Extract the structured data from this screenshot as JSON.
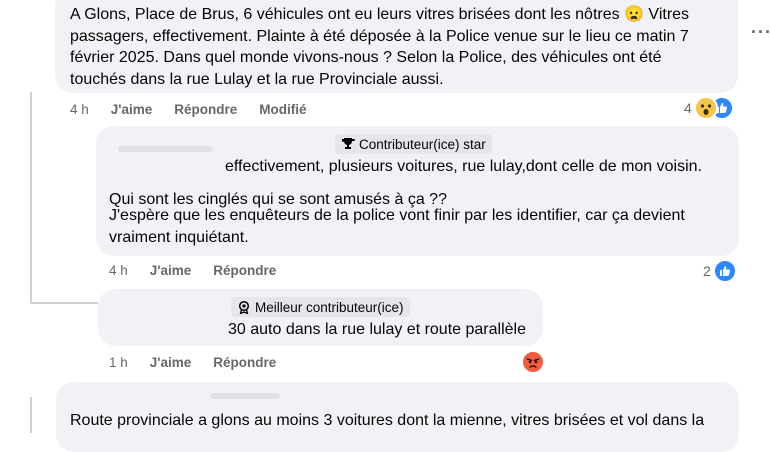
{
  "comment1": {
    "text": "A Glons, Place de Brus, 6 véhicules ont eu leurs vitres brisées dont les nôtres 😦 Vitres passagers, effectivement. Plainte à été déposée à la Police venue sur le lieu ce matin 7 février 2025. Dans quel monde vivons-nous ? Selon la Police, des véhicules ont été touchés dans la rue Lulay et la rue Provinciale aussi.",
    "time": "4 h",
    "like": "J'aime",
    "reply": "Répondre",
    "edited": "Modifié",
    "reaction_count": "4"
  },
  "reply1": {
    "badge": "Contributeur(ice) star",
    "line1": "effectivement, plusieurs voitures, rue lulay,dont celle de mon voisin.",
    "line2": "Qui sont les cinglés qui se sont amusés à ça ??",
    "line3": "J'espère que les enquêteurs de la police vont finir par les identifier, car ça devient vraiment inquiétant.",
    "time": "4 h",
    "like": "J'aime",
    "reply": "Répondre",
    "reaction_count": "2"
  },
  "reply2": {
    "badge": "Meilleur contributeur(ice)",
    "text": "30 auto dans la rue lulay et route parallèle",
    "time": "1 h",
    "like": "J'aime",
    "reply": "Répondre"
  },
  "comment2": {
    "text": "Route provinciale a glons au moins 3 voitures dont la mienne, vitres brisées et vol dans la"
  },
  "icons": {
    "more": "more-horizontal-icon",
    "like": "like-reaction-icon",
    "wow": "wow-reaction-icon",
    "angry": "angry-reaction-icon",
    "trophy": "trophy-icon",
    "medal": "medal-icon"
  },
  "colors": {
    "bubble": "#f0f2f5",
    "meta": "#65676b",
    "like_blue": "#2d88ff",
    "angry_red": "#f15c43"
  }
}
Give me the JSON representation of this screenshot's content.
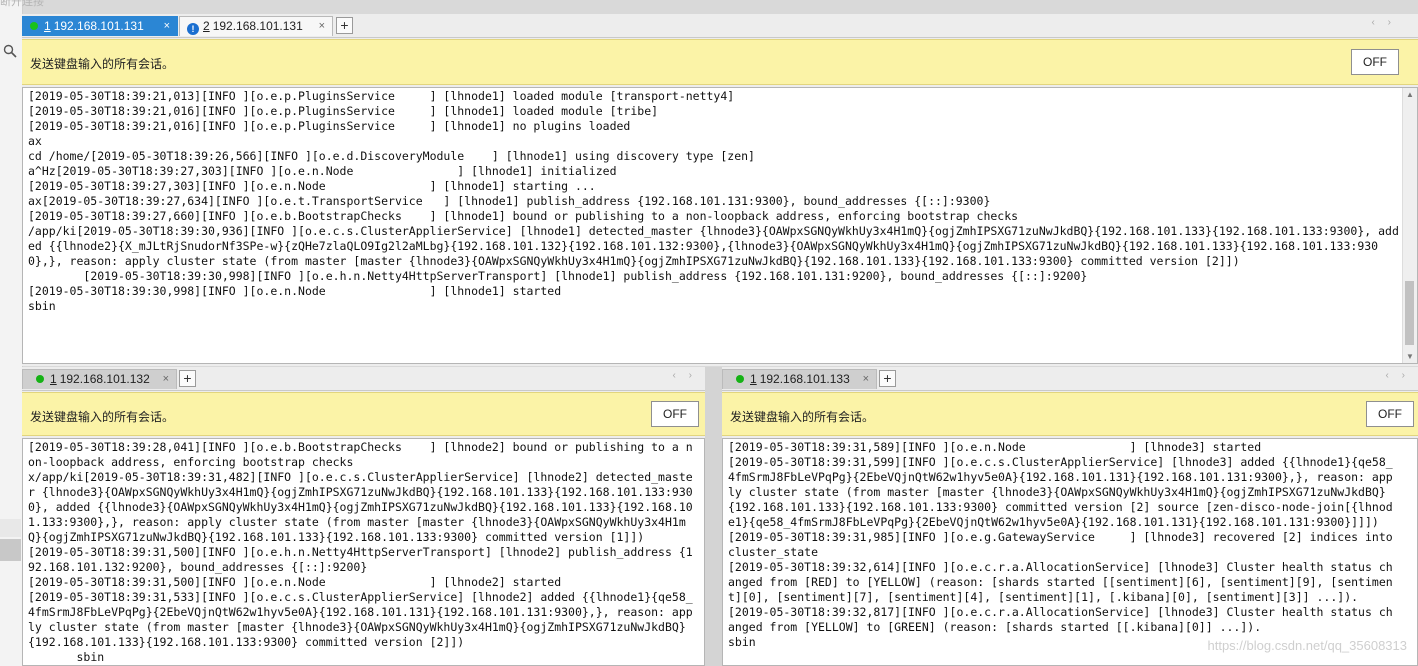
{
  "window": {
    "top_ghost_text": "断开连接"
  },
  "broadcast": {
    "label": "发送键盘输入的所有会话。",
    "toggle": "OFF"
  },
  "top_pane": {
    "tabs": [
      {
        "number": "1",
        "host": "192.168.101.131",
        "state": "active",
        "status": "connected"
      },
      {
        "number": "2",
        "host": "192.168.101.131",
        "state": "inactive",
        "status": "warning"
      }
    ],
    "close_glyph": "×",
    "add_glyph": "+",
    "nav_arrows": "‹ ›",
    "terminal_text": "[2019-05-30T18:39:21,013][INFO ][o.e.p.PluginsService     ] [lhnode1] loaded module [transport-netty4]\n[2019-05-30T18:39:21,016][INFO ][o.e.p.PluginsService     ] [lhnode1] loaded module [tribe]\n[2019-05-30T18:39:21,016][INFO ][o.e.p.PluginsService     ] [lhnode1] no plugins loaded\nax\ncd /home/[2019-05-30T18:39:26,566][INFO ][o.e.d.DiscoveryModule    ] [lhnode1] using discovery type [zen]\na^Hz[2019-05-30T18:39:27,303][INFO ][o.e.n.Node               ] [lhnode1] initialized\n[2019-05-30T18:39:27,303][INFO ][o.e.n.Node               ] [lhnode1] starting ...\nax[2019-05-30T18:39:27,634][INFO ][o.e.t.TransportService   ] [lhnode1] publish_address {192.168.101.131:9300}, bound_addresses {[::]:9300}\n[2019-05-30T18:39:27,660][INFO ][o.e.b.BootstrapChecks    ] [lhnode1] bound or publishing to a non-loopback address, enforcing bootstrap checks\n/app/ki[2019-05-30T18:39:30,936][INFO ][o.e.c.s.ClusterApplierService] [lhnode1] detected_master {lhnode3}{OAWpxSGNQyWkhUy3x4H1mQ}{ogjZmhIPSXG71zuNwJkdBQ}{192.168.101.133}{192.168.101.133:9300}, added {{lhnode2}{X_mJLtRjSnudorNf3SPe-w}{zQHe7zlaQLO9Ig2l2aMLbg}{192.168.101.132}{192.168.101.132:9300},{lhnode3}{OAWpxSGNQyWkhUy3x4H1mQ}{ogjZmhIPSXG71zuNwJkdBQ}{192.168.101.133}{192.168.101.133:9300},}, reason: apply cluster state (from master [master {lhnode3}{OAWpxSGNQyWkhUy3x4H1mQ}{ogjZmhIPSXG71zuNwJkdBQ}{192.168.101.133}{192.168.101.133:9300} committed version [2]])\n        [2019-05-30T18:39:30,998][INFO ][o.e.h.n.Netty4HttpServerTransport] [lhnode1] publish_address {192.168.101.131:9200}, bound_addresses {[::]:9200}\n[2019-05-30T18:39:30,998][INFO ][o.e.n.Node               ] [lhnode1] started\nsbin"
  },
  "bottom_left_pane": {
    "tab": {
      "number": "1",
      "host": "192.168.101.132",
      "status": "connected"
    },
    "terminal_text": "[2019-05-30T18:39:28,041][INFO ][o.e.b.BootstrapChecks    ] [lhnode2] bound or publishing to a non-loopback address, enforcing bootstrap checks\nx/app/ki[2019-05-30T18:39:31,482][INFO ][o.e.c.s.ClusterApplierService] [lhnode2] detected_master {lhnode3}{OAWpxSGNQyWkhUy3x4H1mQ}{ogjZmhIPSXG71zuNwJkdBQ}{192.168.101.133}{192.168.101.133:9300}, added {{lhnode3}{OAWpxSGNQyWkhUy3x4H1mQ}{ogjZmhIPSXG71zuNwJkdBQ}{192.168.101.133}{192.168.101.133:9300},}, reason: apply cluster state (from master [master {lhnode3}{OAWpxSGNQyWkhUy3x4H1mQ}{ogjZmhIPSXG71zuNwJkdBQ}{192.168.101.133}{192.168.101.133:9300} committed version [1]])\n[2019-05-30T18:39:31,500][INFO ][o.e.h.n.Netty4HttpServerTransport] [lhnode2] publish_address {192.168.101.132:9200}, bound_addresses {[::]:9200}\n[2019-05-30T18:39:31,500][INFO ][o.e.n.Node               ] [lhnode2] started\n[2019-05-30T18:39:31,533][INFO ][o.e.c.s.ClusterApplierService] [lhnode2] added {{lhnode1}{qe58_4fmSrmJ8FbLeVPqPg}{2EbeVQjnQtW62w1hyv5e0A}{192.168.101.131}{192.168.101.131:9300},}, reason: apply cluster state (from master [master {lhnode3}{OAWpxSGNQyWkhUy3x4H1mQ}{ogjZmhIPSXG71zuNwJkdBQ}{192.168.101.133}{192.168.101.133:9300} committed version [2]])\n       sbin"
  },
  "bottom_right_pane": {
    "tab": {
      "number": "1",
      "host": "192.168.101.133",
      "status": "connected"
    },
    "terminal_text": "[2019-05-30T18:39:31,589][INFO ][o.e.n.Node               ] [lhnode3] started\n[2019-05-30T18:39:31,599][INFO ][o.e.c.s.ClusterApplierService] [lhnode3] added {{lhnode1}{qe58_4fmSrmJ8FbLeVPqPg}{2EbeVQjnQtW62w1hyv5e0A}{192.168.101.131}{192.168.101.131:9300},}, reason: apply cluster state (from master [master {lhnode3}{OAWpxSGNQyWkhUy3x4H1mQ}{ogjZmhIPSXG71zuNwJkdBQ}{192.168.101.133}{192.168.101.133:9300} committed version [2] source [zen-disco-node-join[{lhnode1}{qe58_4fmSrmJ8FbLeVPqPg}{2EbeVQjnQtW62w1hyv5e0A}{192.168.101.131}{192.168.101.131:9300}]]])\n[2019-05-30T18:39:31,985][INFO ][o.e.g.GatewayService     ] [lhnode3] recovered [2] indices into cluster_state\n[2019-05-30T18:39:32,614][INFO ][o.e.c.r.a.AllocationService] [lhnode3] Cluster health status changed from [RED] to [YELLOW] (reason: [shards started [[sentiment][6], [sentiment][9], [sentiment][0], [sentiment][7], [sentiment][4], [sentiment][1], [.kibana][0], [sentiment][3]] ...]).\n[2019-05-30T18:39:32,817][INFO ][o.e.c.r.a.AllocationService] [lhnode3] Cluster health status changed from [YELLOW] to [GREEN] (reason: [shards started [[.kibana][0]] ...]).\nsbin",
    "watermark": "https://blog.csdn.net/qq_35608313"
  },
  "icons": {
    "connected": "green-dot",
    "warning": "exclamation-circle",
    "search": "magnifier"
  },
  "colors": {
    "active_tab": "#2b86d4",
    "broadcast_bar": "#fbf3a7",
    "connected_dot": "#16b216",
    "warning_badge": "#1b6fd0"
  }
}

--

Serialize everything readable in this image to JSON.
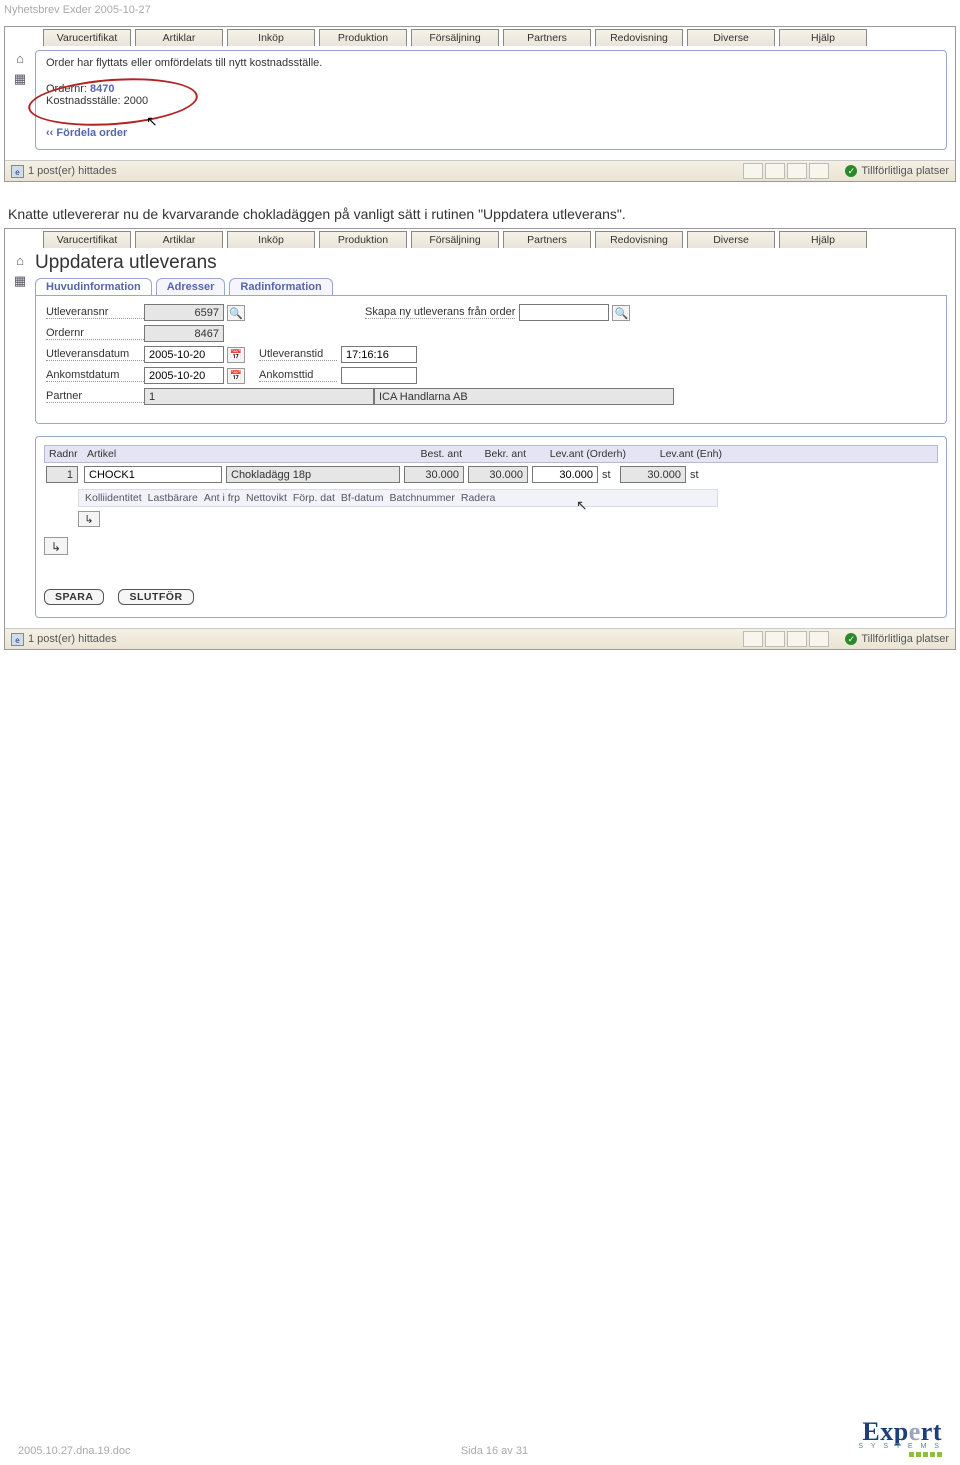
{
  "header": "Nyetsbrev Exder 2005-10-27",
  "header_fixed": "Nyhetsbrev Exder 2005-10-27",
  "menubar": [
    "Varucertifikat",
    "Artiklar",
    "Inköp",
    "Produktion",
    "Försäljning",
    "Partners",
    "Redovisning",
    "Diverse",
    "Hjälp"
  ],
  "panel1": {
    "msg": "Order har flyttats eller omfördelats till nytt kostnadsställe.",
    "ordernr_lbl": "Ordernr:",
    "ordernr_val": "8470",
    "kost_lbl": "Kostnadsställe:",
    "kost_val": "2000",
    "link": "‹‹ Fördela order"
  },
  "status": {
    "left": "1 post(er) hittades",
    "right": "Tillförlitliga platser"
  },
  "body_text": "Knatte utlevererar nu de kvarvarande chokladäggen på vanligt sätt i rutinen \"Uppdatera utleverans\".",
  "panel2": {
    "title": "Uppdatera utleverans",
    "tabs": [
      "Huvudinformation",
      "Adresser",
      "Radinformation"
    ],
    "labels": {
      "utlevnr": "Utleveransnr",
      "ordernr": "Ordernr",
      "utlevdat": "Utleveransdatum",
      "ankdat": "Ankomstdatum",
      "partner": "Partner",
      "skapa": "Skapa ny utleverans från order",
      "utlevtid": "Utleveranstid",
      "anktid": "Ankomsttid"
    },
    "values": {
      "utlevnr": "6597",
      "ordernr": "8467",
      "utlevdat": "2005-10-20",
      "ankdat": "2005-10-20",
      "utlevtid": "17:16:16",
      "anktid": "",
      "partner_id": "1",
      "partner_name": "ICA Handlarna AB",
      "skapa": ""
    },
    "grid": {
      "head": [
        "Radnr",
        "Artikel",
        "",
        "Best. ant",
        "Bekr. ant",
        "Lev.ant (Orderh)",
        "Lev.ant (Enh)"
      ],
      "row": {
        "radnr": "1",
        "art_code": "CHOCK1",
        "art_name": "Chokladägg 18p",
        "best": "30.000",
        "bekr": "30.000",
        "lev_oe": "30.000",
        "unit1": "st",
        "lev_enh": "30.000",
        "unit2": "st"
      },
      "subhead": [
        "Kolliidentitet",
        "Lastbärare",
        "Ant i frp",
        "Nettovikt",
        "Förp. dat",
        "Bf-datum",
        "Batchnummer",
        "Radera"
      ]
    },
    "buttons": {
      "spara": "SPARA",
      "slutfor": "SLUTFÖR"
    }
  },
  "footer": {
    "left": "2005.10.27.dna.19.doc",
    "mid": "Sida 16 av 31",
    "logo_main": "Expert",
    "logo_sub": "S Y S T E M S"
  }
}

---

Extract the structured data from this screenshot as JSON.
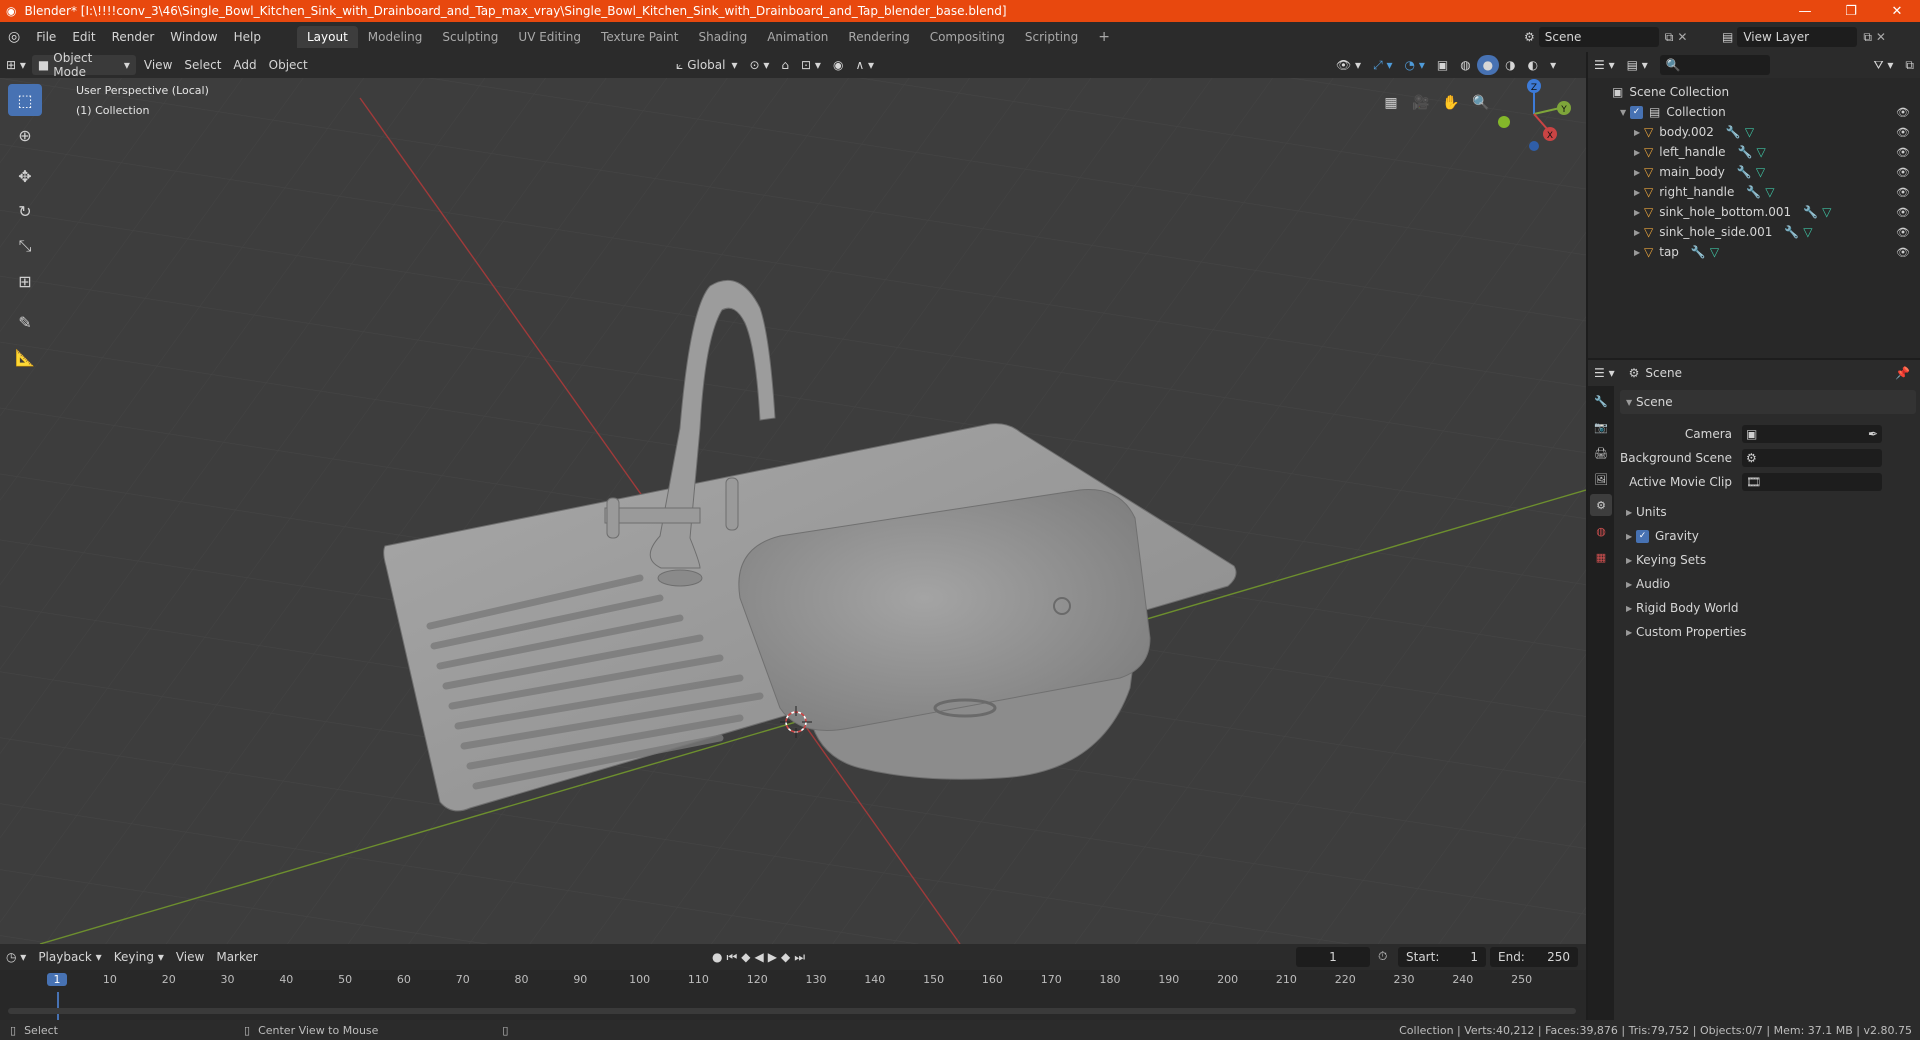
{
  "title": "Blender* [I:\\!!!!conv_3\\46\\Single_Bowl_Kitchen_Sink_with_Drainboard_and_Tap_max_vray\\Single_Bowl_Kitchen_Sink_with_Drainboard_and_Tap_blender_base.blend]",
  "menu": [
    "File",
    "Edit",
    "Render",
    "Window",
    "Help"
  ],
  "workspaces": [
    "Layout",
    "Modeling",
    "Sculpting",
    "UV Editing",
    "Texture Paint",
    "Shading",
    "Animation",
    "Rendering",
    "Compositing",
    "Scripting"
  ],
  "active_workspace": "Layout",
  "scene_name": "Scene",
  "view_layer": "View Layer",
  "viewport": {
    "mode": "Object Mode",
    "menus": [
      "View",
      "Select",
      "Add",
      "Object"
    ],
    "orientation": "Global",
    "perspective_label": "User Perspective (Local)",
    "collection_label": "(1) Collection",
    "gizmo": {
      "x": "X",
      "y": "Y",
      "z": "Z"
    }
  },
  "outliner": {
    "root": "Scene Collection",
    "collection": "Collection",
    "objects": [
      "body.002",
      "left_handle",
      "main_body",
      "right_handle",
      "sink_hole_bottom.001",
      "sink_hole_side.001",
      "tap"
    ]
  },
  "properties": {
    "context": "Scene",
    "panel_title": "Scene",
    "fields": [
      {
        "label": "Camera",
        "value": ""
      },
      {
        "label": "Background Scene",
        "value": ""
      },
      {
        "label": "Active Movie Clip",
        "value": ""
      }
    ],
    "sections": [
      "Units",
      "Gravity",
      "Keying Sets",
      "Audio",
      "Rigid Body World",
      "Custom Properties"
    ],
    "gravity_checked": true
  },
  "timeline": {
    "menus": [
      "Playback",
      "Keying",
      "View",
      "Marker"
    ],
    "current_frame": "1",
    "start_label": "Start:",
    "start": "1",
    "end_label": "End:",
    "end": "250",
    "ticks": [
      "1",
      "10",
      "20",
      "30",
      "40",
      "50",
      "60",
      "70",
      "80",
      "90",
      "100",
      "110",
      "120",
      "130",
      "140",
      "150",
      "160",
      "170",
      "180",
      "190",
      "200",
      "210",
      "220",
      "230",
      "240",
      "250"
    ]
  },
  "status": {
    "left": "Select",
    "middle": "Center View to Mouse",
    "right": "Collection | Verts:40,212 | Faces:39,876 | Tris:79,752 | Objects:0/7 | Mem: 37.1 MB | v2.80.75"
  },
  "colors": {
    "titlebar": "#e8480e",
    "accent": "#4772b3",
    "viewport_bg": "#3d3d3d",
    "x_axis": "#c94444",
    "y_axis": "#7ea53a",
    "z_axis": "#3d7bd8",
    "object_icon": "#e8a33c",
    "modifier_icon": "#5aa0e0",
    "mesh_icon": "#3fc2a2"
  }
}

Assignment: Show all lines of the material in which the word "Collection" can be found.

Result of the task:
    "collection_label": "(1) Collection",
    "root": "Scene Collection",
    "collection": "Collection",
    "right": "Collection | Verts:40,212 | Faces:39,876 | Tris:79,752 | Objects:0/7 | Mem: 37.1 MB | v2.80.75"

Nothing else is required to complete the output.